■ Requirement ■
A single count is required: the lines of the data below in which the word "structured" occurs.

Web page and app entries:
· · · · · · ·

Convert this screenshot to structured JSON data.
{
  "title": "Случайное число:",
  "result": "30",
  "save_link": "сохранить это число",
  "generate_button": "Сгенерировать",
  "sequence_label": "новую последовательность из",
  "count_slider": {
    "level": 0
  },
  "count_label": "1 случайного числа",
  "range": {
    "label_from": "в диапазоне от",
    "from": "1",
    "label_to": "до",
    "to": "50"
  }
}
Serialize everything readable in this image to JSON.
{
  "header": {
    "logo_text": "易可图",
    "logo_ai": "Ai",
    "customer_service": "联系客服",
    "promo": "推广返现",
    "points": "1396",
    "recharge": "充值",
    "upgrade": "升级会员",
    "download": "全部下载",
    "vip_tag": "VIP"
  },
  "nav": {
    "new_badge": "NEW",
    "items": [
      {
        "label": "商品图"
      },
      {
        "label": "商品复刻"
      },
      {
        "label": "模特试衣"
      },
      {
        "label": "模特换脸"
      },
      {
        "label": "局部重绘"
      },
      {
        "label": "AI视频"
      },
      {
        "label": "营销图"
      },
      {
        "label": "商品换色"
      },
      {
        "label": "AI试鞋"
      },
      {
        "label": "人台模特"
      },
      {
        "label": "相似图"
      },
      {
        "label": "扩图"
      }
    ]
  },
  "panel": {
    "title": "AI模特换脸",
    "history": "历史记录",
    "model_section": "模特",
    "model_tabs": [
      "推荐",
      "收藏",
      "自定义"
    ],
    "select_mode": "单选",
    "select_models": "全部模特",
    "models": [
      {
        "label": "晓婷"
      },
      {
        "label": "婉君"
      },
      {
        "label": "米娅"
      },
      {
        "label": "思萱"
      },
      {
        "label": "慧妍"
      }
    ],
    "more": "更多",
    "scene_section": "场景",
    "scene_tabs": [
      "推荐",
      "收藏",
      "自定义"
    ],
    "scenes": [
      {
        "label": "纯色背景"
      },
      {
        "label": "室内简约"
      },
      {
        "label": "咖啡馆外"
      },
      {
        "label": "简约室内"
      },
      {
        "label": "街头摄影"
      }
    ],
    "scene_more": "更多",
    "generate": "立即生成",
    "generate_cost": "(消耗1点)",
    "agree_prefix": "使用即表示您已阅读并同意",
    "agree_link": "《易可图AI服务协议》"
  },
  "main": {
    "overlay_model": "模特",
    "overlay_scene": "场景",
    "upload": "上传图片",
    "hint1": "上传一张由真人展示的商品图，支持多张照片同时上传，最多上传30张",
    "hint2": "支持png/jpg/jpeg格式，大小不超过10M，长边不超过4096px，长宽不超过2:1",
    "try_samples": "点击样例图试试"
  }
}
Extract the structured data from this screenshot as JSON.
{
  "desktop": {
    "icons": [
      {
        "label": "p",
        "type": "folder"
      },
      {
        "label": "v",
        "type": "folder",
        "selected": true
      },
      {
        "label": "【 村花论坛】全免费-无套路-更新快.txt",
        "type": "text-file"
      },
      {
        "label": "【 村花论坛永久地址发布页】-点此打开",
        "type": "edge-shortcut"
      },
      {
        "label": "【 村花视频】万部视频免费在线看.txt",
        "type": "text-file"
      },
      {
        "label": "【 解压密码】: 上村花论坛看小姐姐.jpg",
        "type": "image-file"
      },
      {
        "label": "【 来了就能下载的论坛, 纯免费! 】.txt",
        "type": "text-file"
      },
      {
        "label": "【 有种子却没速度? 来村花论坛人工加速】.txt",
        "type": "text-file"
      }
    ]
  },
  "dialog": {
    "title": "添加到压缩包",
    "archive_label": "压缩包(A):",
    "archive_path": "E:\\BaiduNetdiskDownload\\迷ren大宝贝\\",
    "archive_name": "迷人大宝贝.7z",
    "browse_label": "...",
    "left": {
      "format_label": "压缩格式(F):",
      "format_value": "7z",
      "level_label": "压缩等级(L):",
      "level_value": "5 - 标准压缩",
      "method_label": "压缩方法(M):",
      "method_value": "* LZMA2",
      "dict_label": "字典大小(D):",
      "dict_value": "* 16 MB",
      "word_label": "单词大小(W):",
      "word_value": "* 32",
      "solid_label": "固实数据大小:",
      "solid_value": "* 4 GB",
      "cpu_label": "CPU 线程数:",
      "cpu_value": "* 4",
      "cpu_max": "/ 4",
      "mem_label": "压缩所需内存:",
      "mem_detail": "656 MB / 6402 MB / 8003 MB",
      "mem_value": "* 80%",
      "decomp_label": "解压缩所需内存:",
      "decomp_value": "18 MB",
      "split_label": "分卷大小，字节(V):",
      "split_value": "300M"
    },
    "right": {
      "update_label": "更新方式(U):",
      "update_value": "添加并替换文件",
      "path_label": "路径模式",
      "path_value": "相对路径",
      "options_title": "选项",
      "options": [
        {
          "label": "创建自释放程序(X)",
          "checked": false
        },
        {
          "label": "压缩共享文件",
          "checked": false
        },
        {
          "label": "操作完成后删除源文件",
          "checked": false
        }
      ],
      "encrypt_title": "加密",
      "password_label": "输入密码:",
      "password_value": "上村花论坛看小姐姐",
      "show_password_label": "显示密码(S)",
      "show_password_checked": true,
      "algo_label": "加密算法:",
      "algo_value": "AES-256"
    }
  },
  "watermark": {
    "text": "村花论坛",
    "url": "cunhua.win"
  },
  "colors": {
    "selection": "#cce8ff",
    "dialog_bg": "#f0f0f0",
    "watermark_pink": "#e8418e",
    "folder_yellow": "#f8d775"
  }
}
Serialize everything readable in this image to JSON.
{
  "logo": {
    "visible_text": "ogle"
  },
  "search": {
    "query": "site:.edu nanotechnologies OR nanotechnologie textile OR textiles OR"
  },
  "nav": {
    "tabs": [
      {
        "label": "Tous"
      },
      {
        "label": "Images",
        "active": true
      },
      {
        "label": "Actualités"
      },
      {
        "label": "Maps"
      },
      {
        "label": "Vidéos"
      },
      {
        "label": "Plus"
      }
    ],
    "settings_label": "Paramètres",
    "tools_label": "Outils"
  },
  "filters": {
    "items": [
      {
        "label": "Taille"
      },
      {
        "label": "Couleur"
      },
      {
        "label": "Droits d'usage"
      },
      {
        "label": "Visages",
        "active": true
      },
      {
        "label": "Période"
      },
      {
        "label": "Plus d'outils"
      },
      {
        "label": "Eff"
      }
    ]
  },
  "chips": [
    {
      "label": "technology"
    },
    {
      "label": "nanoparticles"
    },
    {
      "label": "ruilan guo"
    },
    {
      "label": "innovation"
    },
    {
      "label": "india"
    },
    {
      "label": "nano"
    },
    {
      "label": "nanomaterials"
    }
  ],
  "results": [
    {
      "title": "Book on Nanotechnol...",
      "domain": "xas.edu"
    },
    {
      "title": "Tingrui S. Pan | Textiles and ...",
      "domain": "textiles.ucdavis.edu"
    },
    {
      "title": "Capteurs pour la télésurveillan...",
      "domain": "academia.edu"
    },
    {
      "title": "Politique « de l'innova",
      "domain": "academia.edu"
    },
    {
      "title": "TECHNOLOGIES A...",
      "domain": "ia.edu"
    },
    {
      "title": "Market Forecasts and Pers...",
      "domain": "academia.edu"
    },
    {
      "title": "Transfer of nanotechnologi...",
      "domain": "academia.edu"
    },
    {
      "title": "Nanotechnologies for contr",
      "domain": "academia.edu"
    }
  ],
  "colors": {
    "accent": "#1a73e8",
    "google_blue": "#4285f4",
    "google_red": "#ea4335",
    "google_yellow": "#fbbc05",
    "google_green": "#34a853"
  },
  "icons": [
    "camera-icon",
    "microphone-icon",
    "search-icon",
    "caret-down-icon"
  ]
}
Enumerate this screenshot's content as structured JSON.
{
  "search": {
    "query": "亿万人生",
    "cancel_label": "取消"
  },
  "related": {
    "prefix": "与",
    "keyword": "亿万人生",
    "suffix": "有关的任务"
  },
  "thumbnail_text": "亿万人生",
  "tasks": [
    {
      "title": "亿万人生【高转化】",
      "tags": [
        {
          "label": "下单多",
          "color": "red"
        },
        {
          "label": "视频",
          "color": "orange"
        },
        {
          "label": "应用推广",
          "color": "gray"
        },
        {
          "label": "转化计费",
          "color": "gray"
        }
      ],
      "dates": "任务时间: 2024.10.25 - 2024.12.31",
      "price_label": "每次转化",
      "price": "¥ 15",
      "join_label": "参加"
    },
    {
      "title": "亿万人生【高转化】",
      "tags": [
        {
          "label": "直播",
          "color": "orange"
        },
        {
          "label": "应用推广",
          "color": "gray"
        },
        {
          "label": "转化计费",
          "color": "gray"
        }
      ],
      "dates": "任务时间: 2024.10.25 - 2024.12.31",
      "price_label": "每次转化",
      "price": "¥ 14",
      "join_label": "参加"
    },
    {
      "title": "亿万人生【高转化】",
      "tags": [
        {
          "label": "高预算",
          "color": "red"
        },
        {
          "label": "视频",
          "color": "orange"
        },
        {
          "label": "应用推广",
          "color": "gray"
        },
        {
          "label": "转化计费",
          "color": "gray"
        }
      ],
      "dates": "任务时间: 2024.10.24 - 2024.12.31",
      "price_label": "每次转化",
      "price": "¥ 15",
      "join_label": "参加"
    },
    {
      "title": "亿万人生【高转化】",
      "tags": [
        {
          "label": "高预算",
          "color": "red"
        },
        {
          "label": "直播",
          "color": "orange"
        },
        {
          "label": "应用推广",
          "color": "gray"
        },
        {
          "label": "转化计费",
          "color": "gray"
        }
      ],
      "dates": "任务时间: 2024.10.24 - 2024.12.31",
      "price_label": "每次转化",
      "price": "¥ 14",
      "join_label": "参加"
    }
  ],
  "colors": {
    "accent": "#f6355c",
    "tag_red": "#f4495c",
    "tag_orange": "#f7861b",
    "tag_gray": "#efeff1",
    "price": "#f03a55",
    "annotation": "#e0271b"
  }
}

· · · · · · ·

■ Answer space ■
3